- 1900s: Electronic Amplification: Okay, here we go: the development of the carbon microphone (okay, the carbon microphone was actually invented in the late 1800s, but it wasn’t really employed for hearing aids until later). This should start amplifying and make hearing aids a shoo-in for effectiveness, right? Not really. In the early 1900s these devices were too big to be practical or wearable. The technology would need quite a bit of refinement before it would be very useful.
- 1920s: Wearable Hearing Devices: Hello, vacuum tubes! At one time, believe it or not, those vacuum tubes that energized those bulky television sets were state-of-the art technology. These vacuum tubes allowed (relatively) smaller, wearable hearing aids to be manufactured, the size of a backpack. Slightly clearer sound and improved amplification were also possible.
- 1940s: Pocket-Sized Hearing Aids: It’s a giant leap from a backpack sized hearing aid to a pocket or purse sized one. This was because of the development of the transistor, which meant you needed less technological bulk to achieve the same impact. Because of this advancement, people could easily bring hearing aids with them wherever they went, it was a huge benefit!
- 1970s and 1980s: Hearing Aids Get Smaller: As technologies advanced, hearing aids became smaller. The 1970s and 80s, in particular, saw a considerable decrease in the size of hearing aids. Consequently, they became more prominent and easier to use. Sadly, the actual amplification was still pretty rudimentary. These hearing aids basically just made everything louder. It was better than nothing, but still not really what most individuals needed to effectively treat their hearing loss.
- 1982: Digital Hearing Aid: The first digital hearing aid was unveiled in 1982, though it wasn’t available commercially until 1996. Digital hearing aids changed the hearing aid landscape by making everything smaller and more discrete while offering custom amplification and better sound quality. With the introduction of digital hearing aids, treatment for hearing loss became much more effective and effective.
- 2000s (and Beyond): Hearing Aids Get Wireless and Smart: Since the introduction of the digital hearing aid, manufacturers have been able to stack more and more technology into these little devices. This started out with Bluetooth wireless connectivity.
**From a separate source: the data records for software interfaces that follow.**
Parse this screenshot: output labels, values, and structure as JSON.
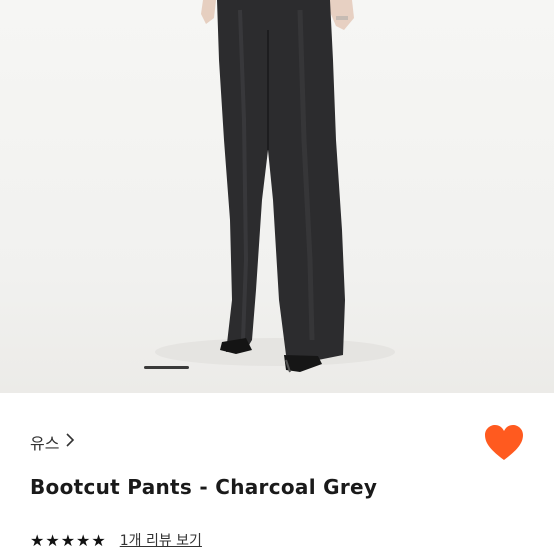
{
  "product": {
    "brand": "유스",
    "title": "Bootcut Pants - Charcoal Grey",
    "rating_stars": 5,
    "rating_max": 5,
    "review_link": "1개 리뷰 보기"
  },
  "gallery": {
    "active_index": 0,
    "image_alt": "charcoal grey bootcut pants on model"
  },
  "icons": {
    "brand_arrow": "chevron-right-icon",
    "wishlist": "heart-icon",
    "star": "star-icon"
  },
  "colors": {
    "accent": "#ff5a1f",
    "pants": "#2b2b2d",
    "text": "#1a1a1a"
  }
}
And today, modern hearing aids will utilize machine learning algorithms to help you hear better than ever. Hearing aids are more convenient and more effective due to this integration with other technologies.
The best hearing aids in history
Mankind has been working on and improving hearing loss for centuries, if not longer.
Better than at any other time in history, we are able to achieve that with modern hearing aids. These little pieces of technology are more prominent than they ever have been because they’re so beneficial. A broad range of hearing problems can be addressed.
So hearing aids can help you if you want to have a stronger connection with your friends, loved ones, or the clerk at your local pharmacy. (See? No aliens involved.)
Find out how hearing aids can improve your life. Call us for an appointment.